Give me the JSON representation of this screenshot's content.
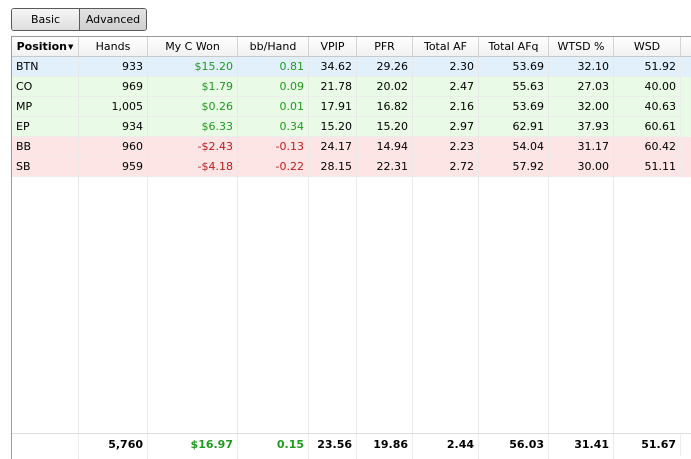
{
  "tabs": {
    "basic": "Basic",
    "advanced": "Advanced"
  },
  "columns": [
    "Position",
    "Hands",
    "My C Won",
    "bb/Hand",
    "VPIP",
    "PFR",
    "Total AF",
    "Total AFq",
    "WTSD %",
    "WSD"
  ],
  "rows": [
    {
      "position": "BTN",
      "hands": "933",
      "won": "$15.20",
      "bb": "0.81",
      "vpip": "34.62",
      "pfr": "29.26",
      "af": "2.30",
      "afq": "53.69",
      "wtsd": "32.10",
      "wsd": "51.92",
      "state": "sel"
    },
    {
      "position": "CO",
      "hands": "969",
      "won": "$1.79",
      "bb": "0.09",
      "vpip": "21.78",
      "pfr": "20.02",
      "af": "2.47",
      "afq": "55.63",
      "wtsd": "27.03",
      "wsd": "40.00",
      "state": "pos"
    },
    {
      "position": "MP",
      "hands": "1,005",
      "won": "$0.26",
      "bb": "0.01",
      "vpip": "17.91",
      "pfr": "16.82",
      "af": "2.16",
      "afq": "53.69",
      "wtsd": "32.00",
      "wsd": "40.63",
      "state": "pos"
    },
    {
      "position": "EP",
      "hands": "934",
      "won": "$6.33",
      "bb": "0.34",
      "vpip": "15.20",
      "pfr": "15.20",
      "af": "2.97",
      "afq": "62.91",
      "wtsd": "37.93",
      "wsd": "60.61",
      "state": "pos"
    },
    {
      "position": "BB",
      "hands": "960",
      "won": "-$2.43",
      "bb": "-0.13",
      "vpip": "24.17",
      "pfr": "14.94",
      "af": "2.23",
      "afq": "54.04",
      "wtsd": "31.17",
      "wsd": "60.42",
      "state": "neg"
    },
    {
      "position": "SB",
      "hands": "959",
      "won": "-$4.18",
      "bb": "-0.22",
      "vpip": "28.15",
      "pfr": "22.31",
      "af": "2.72",
      "afq": "57.92",
      "wtsd": "30.00",
      "wsd": "51.11",
      "state": "neg"
    }
  ],
  "totals": {
    "position": "",
    "hands": "5,760",
    "won": "$16.97",
    "bb": "0.15",
    "vpip": "23.56",
    "pfr": "19.86",
    "af": "2.44",
    "afq": "56.03",
    "wtsd": "31.41",
    "wsd": "51.67"
  },
  "colors": {
    "positive": "#1f9a1f",
    "negative": "#c21a1a",
    "selected_row": "#e2f0fb",
    "positive_row": "#e9fbe6",
    "negative_row": "#fde5e6"
  },
  "sort": {
    "column": "Position",
    "icon": "sort-descending-icon"
  }
}
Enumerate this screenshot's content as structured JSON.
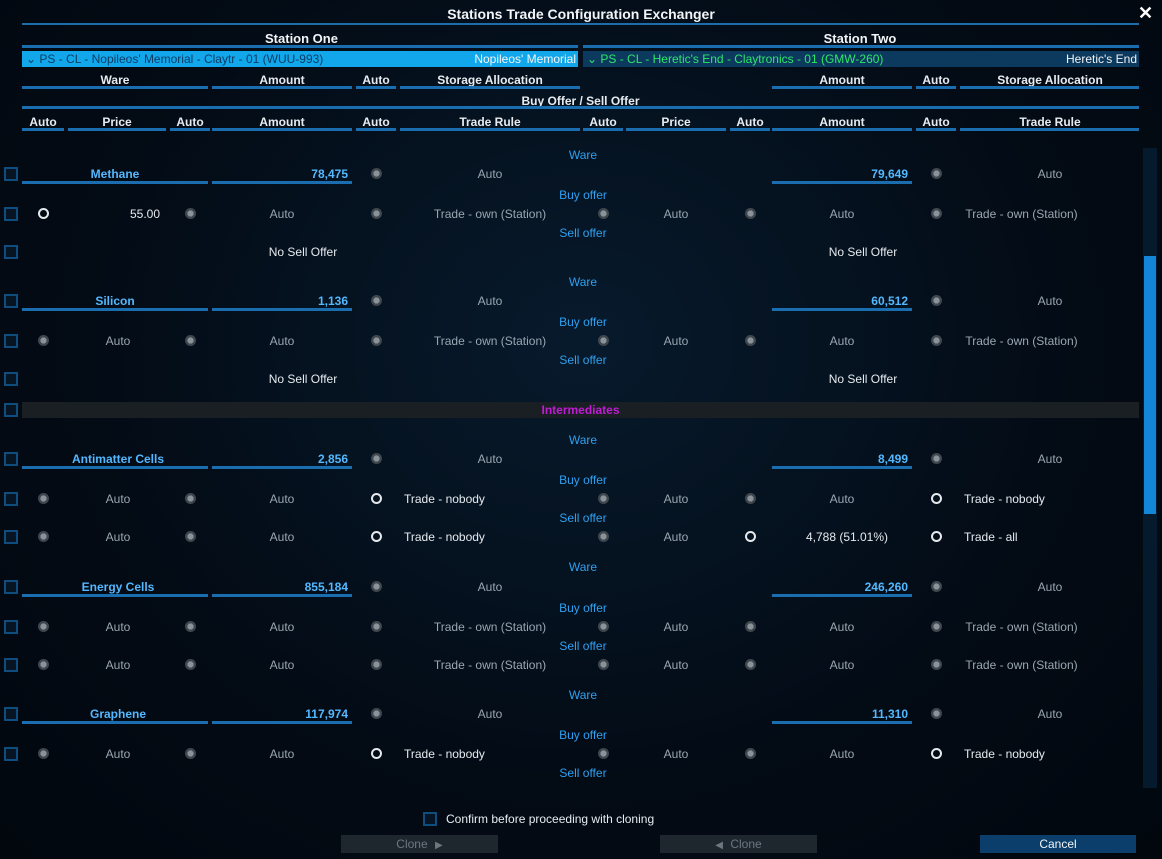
{
  "window": {
    "title": "Stations Trade Configuration Exchanger",
    "close_glyph": "✕"
  },
  "station_one": {
    "heading": "Station One",
    "selector_text": "⌄ PS - CL - Nopileos' Memorial - Claytr - 01 (WUU-993)",
    "selector_name": "Nopileos' Memorial"
  },
  "station_two": {
    "heading": "Station Two",
    "selector_text": "⌄ PS - CL - Heretic's End - Claytronics - 01 (GMW-260)",
    "selector_name": "Heretic's End"
  },
  "headers": {
    "ware": "Ware",
    "amount": "Amount",
    "auto": "Auto",
    "storage": "Storage Allocation",
    "buy_sell": "Buy Offer / Sell Offer",
    "price": "Price",
    "trade_rule": "Trade Rule"
  },
  "labels": {
    "ware": "Ware",
    "buy_offer": "Buy offer",
    "sell_offer": "Sell offer",
    "auto": "Auto",
    "no_sell_offer": "No Sell Offer",
    "intermediates": "Intermediates"
  },
  "wares": [
    {
      "name": "Methane",
      "s1_amount": "78,475",
      "s2_amount": "79,649",
      "buy": {
        "s1_price": "55.00",
        "s1_amount": "Auto",
        "s1_rule": "Trade - own (Station)",
        "s2_price": "Auto",
        "s2_amount": "Auto",
        "s2_rule": "Trade - own (Station)"
      },
      "sell": {
        "s1_text": "No Sell Offer",
        "s2_text": "No Sell Offer"
      }
    },
    {
      "name": "Silicon",
      "s1_amount": "1,136",
      "s2_amount": "60,512",
      "buy": {
        "s1_price": "Auto",
        "s1_amount": "Auto",
        "s1_rule": "Trade - own (Station)",
        "s2_price": "Auto",
        "s2_amount": "Auto",
        "s2_rule": "Trade - own (Station)"
      },
      "sell": {
        "s1_text": "No Sell Offer",
        "s2_text": "No Sell Offer"
      }
    },
    {
      "name": "Antimatter Cells",
      "s1_amount": "2,856",
      "s2_amount": "8,499",
      "buy": {
        "s1_price": "Auto",
        "s1_amount": "Auto",
        "s1_rule": "Trade - nobody",
        "s2_price": "Auto",
        "s2_amount": "Auto",
        "s2_rule": "Trade - nobody"
      },
      "sell": {
        "s1_price": "Auto",
        "s1_amount": "Auto",
        "s1_rule": "Trade - nobody",
        "s2_price": "Auto",
        "s2_amount": "4,788 (51.01%)",
        "s2_rule": "Trade - all"
      }
    },
    {
      "name": "Energy Cells",
      "s1_amount": "855,184",
      "s2_amount": "246,260",
      "buy": {
        "s1_price": "Auto",
        "s1_amount": "Auto",
        "s1_rule": "Trade - own (Station)",
        "s2_price": "Auto",
        "s2_amount": "Auto",
        "s2_rule": "Trade - own (Station)"
      },
      "sell": {
        "s1_price": "Auto",
        "s1_amount": "Auto",
        "s1_rule": "Trade - own (Station)",
        "s2_price": "Auto",
        "s2_amount": "Auto",
        "s2_rule": "Trade - own (Station)"
      }
    },
    {
      "name": "Graphene",
      "s1_amount": "117,974",
      "s2_amount": "11,310",
      "buy": {
        "s1_price": "Auto",
        "s1_amount": "Auto",
        "s1_rule": "Trade - nobody",
        "s2_price": "Auto",
        "s2_amount": "Auto",
        "s2_rule": "Trade - nobody"
      }
    }
  ],
  "footer": {
    "confirm_label": "Confirm before proceeding with cloning",
    "clone_right": "Clone",
    "clone_left": "Clone",
    "cancel": "Cancel",
    "arrow_right": "▶",
    "arrow_left": "◀"
  }
}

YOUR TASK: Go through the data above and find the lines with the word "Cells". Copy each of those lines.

WRITTEN RESPONSE:
      "name": "Antimatter Cells",
      "name": "Energy Cells",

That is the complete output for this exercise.